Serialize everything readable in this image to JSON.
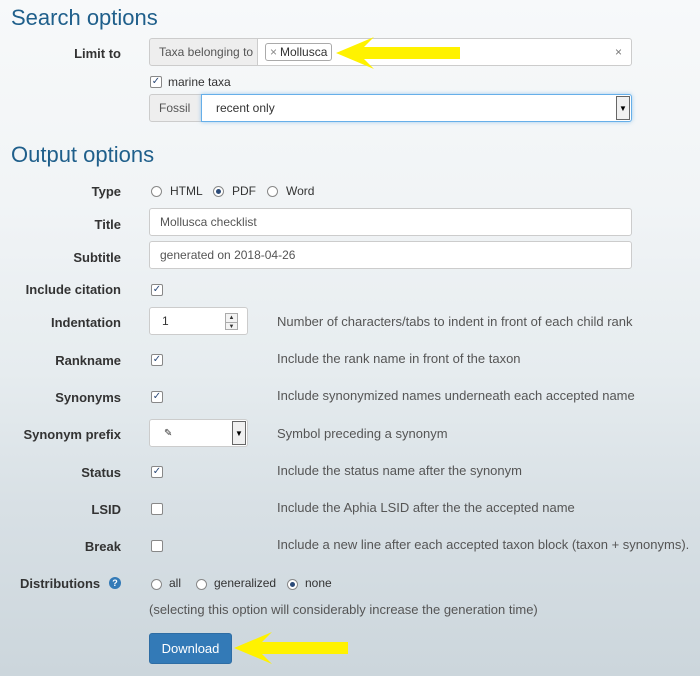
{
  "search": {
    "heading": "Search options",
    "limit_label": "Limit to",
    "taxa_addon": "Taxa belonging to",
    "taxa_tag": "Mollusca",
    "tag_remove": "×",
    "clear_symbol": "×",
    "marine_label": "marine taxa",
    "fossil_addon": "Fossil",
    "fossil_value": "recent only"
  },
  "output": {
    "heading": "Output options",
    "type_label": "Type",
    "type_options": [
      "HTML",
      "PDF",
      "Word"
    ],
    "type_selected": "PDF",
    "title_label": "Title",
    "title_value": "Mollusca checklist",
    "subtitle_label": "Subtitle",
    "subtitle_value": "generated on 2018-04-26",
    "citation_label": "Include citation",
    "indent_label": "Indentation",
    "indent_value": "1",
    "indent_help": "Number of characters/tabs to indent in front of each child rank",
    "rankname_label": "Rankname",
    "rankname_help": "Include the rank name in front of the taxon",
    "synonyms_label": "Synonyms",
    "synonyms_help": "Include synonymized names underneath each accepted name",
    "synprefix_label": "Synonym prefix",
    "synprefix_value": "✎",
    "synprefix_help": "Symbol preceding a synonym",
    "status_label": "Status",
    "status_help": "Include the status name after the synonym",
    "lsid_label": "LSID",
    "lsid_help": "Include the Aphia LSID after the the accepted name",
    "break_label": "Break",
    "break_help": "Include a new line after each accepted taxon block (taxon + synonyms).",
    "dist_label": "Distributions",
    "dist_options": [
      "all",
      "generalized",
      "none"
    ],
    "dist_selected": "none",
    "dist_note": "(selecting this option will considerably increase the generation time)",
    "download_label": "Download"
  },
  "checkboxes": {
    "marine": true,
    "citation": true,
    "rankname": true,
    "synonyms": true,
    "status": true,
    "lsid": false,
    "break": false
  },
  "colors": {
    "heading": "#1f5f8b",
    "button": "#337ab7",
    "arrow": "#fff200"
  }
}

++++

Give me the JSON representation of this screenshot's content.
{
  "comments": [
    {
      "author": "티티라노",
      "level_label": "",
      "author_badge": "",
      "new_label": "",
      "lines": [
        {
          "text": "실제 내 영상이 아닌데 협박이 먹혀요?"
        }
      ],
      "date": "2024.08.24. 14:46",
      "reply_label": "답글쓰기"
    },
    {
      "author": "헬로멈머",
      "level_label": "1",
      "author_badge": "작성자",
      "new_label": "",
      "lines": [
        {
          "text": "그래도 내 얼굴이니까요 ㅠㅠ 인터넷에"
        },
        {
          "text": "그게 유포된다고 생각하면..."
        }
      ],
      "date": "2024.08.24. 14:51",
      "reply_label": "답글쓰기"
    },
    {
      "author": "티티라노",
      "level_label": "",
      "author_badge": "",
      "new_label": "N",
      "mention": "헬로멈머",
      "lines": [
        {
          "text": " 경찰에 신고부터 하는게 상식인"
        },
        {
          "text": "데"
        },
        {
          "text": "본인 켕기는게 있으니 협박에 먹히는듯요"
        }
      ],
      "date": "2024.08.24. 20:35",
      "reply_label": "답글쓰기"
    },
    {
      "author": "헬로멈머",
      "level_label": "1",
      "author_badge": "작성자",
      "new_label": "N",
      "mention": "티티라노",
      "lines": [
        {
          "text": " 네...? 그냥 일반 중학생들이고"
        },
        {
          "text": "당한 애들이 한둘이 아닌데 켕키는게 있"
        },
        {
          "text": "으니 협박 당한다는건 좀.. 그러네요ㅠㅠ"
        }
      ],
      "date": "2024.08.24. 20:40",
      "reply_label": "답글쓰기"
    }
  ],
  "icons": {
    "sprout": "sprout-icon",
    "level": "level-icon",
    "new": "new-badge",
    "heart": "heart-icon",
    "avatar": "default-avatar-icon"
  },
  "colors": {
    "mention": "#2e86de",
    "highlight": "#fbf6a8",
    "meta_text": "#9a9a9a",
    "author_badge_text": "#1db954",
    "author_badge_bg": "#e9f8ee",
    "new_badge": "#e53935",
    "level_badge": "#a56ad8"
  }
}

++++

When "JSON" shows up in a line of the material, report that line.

- Answer to this problem -
Serialize everything readable in this image to JSON.
Give me the JSON representation of this screenshot's content.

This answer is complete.